#### Task objective:
Filter the lines below, keeping each one that holds "this".
--- Data provided Enclosed Below ---
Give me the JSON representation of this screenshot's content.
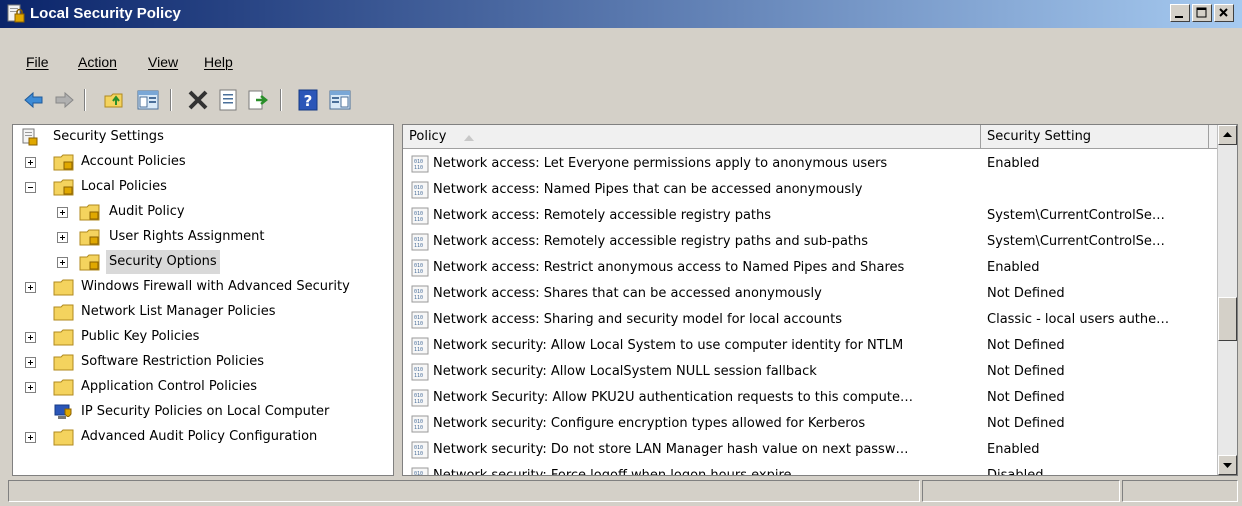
{
  "window": {
    "title": "Local Security Policy"
  },
  "menu": {
    "file": "File",
    "action": "Action",
    "view": "View",
    "help": "Help"
  },
  "toolbar": {
    "icons": [
      "back-arrow-icon",
      "forward-arrow-icon",
      "up-one-level-icon",
      "show-hide-console-tree-icon",
      "delete-icon",
      "properties-icon",
      "export-list-icon",
      "help-icon",
      "show-hide-action-pane-icon"
    ]
  },
  "tree": {
    "root": "Security Settings",
    "items": [
      {
        "label": "Account Policies",
        "expander": "+"
      },
      {
        "label": "Local Policies",
        "expander": "-"
      },
      {
        "label": "Audit Policy",
        "expander": "+"
      },
      {
        "label": "User Rights Assignment",
        "expander": "+"
      },
      {
        "label": "Security Options",
        "expander": "+",
        "selected": true
      },
      {
        "label": "Windows Firewall with Advanced Security",
        "expander": "+"
      },
      {
        "label": "Network List Manager Policies",
        "expander": ""
      },
      {
        "label": "Public Key Policies",
        "expander": "+"
      },
      {
        "label": "Software Restriction Policies",
        "expander": "+"
      },
      {
        "label": "Application Control Policies",
        "expander": "+"
      },
      {
        "label": "IP Security Policies on Local Computer",
        "expander": ""
      },
      {
        "label": "Advanced Audit Policy Configuration",
        "expander": "+"
      }
    ]
  },
  "list": {
    "columns": {
      "policy": "Policy",
      "setting": "Security Setting"
    },
    "rows": [
      {
        "policy": "Network access: Let Everyone permissions apply to anonymous users",
        "setting": "Enabled"
      },
      {
        "policy": "Network access: Named Pipes that can be accessed anonymously",
        "setting": ""
      },
      {
        "policy": "Network access: Remotely accessible registry paths",
        "setting": "System\\CurrentControlSe…"
      },
      {
        "policy": "Network access: Remotely accessible registry paths and sub-paths",
        "setting": "System\\CurrentControlSe…"
      },
      {
        "policy": "Network access: Restrict anonymous access to Named Pipes and Shares",
        "setting": "Enabled"
      },
      {
        "policy": "Network access: Shares that can be accessed anonymously",
        "setting": "Not Defined"
      },
      {
        "policy": "Network access: Sharing and security model for local accounts",
        "setting": "Classic - local users authe…"
      },
      {
        "policy": "Network security: Allow Local System to use computer identity for NTLM",
        "setting": "Not Defined"
      },
      {
        "policy": "Network security: Allow LocalSystem NULL session fallback",
        "setting": "Not Defined"
      },
      {
        "policy": "Network Security: Allow PKU2U authentication requests to this compute…",
        "setting": "Not Defined"
      },
      {
        "policy": "Network security: Configure encryption types allowed for Kerberos",
        "setting": "Not Defined"
      },
      {
        "policy": "Network security: Do not store LAN Manager hash value on next passw…",
        "setting": "Enabled"
      },
      {
        "policy": "Network security: Force logoff when logon hours expire",
        "setting": "Disabled"
      }
    ]
  },
  "colors": {
    "title_bar_start": "#0a246a",
    "title_bar_end": "#a6caf0",
    "chrome": "#d4d0c8",
    "selected_bg": "#d9d9d9"
  }
}
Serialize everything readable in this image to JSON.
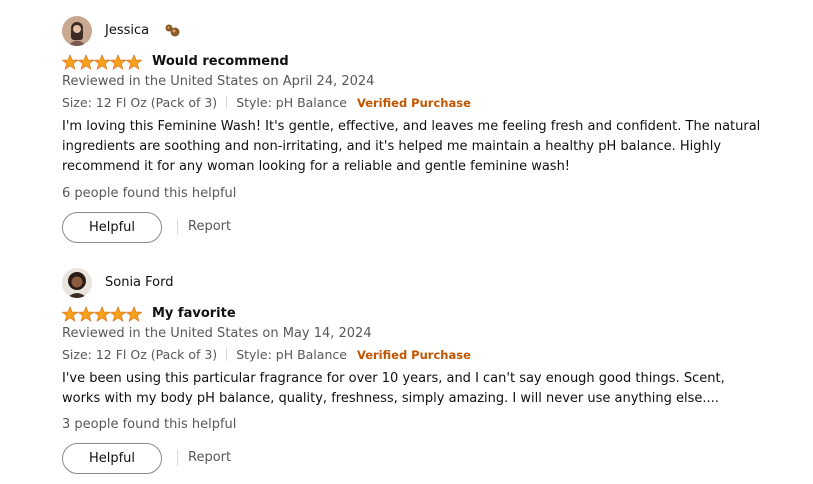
{
  "reviews": [
    {
      "profile_name": "Jessica",
      "has_badge": true,
      "rating": 5,
      "title": "Would recommend",
      "date": "Reviewed in the United States on April 24, 2024",
      "size": "Size: 12 Fl Oz (Pack of 3)",
      "style": "Style: pH Balance",
      "verified": "Verified Purchase",
      "body": "I'm loving this Feminine Wash! It's gentle, effective, and leaves me feeling fresh and confident. The natural ingredients are soothing and non-irritating, and it's helped me maintain a healthy pH balance. Highly recommend it for any woman looking for a reliable and gentle feminine wash!",
      "helpful_count": "6 people found this helpful",
      "helpful_button": "Helpful",
      "report": "Report"
    },
    {
      "profile_name": "Sonia Ford",
      "has_badge": false,
      "rating": 5,
      "title": "My favorite",
      "date": "Reviewed in the United States on May 14, 2024",
      "size": "Size: 12 Fl Oz (Pack of 3)",
      "style": "Style: pH Balance",
      "verified": "Verified Purchase",
      "body": "I've been using this particular fragrance for over 10 years, and I can't say enough good things. Scent, works with my body pH balance, quality, freshness, simply amazing. I will never use anything else....",
      "helpful_count": "3 people found this helpful",
      "helpful_button": "Helpful",
      "report": "Report"
    }
  ],
  "colors": {
    "star": "#f7a21b",
    "star_outline": "#de7921",
    "verified": "#c45500",
    "secondary_text": "#565959"
  }
}
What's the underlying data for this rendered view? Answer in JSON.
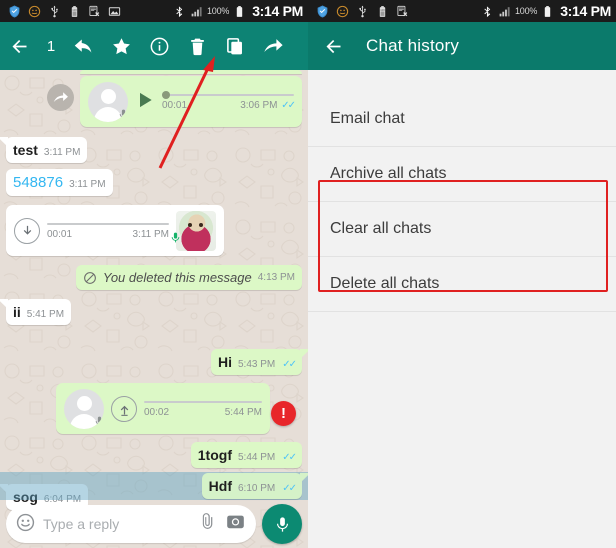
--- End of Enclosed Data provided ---
#### Written reply:
Give me the JSON representation of this screenshot's content.
        "policy": "Network Security: Allow PKU2U authentication requests to this compute…",
Serialize everything readable in this image to JSON.
      "body": "I'm loving this Feminine Wash! It's gentle, effective, and leaves me feeling fresh and confident. The natural ingredients are soothing and non-irritating, and it's helped me maintain a healthy pH balance. Highly recommend it for any woman looking for a reliable and gentle feminine wash!",
      "helpful_count": "6 people found this helpful",
      "body": "I've been using this particular fragrance for over 10 years, and I can't say enough good things. Scent, works with my body pH balance, quality, freshness, simply amazing. I will never use anything else....",
      "helpful_count": "3 people found this helpful",
What's the underlying data for this rendered view? Answer in JSON.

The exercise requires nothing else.